EXERCISE:
Look through the entries for the string "will" and copy every line where it shows up.

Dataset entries
== Segment start ==

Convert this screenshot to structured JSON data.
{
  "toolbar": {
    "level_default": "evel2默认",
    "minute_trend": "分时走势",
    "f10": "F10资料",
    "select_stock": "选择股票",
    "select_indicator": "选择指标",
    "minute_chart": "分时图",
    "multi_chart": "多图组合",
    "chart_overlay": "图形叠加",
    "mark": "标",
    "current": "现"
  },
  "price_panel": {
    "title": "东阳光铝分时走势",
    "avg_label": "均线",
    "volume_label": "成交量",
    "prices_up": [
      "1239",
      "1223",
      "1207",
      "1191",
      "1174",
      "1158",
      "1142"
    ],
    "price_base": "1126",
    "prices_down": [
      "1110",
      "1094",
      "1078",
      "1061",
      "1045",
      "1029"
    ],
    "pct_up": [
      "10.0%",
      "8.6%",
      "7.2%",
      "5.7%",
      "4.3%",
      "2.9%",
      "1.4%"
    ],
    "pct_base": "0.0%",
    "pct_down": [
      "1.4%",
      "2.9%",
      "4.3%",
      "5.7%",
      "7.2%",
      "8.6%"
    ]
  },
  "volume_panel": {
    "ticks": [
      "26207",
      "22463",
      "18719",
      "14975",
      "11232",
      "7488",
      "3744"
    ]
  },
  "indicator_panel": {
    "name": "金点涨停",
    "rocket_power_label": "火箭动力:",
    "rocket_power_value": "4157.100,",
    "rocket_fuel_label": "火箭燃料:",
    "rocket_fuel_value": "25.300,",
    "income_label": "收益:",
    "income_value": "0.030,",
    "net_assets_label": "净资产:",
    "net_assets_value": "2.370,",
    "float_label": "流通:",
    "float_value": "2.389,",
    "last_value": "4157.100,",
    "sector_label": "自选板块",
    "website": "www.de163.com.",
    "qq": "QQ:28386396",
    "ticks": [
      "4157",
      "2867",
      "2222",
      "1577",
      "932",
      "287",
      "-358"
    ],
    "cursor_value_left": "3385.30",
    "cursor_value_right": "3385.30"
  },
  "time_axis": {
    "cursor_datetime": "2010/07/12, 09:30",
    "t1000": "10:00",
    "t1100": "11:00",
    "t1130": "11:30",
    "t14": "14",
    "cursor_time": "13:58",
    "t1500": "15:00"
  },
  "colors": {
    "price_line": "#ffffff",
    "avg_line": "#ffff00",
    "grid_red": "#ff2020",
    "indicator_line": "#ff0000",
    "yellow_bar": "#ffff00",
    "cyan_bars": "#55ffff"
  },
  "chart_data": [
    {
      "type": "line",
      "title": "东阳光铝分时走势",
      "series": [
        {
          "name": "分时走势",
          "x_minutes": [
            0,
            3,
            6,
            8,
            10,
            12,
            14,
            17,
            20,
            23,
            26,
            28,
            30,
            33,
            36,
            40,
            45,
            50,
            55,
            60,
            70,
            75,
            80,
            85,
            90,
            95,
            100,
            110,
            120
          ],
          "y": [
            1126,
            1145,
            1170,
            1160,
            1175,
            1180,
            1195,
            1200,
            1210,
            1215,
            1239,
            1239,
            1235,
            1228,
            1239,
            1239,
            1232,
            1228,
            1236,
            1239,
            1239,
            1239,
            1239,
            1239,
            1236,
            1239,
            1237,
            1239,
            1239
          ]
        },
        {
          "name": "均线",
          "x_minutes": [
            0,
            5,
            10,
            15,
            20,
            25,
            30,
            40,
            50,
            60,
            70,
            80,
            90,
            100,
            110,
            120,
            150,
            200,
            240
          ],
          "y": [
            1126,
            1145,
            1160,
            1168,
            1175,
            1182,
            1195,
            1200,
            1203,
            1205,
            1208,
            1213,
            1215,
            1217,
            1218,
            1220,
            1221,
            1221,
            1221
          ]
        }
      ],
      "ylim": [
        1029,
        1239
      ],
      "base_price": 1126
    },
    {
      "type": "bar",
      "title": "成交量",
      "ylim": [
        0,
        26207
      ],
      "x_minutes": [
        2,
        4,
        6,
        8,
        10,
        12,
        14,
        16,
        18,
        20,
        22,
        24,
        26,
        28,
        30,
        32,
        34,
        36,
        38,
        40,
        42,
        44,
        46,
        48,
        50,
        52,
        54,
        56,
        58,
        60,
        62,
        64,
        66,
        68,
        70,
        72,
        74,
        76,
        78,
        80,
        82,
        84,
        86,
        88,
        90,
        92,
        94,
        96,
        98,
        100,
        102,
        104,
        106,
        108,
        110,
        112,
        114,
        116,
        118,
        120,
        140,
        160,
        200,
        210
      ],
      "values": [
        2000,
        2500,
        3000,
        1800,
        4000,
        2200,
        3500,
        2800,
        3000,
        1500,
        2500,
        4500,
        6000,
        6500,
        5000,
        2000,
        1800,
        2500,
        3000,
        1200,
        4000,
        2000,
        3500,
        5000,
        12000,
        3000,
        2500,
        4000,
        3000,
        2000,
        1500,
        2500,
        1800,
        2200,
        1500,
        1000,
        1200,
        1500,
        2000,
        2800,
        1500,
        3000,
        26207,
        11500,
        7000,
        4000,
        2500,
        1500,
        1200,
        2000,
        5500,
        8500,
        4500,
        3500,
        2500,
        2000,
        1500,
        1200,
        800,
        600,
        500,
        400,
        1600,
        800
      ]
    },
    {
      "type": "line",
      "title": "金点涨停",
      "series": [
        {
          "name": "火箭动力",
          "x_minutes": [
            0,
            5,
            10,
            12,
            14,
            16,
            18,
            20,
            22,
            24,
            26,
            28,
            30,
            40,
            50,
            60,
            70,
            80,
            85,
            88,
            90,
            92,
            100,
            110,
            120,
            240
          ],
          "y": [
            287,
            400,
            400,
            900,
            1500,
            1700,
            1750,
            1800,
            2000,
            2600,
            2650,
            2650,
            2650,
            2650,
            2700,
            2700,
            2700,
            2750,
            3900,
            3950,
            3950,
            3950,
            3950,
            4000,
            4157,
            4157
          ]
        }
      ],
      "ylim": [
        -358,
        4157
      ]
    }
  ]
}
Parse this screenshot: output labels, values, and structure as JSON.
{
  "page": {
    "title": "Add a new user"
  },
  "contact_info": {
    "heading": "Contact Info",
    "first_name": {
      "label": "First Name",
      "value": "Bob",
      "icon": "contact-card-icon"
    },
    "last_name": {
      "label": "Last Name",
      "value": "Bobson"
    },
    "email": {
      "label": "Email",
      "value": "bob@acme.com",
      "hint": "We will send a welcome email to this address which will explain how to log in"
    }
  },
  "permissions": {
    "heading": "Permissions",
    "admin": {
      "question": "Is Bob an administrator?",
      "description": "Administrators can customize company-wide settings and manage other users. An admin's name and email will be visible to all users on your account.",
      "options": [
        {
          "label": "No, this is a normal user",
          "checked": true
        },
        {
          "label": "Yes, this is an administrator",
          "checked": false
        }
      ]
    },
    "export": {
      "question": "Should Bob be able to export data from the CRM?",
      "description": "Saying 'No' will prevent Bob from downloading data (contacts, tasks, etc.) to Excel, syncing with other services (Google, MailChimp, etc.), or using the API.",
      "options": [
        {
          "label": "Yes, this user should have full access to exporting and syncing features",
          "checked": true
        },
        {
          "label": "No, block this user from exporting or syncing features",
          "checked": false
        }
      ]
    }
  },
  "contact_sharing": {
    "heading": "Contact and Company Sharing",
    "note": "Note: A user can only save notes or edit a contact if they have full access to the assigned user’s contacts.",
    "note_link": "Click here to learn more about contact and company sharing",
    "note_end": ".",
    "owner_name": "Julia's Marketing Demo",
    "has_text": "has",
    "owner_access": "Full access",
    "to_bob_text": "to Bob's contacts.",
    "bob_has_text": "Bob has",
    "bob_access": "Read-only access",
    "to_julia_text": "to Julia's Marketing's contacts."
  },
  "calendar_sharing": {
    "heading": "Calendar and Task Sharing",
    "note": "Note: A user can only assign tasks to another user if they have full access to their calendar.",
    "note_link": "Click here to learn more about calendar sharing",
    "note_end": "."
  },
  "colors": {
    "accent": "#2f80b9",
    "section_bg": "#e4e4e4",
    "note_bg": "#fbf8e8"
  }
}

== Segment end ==

EXERCISE RESPONSE:
      "hint": "We will send a welcome email to this address which will explain how to log in"
      "description": "Administrators can customize company-wide settings and manage other users. An admin's name and email will be visible to all users on your account.",
      "description": "Saying 'No' will prevent Bob from downloading data (contacts, tasks, etc.) to Excel, syncing with other services (Google, MailChimp, etc.), or using the API.",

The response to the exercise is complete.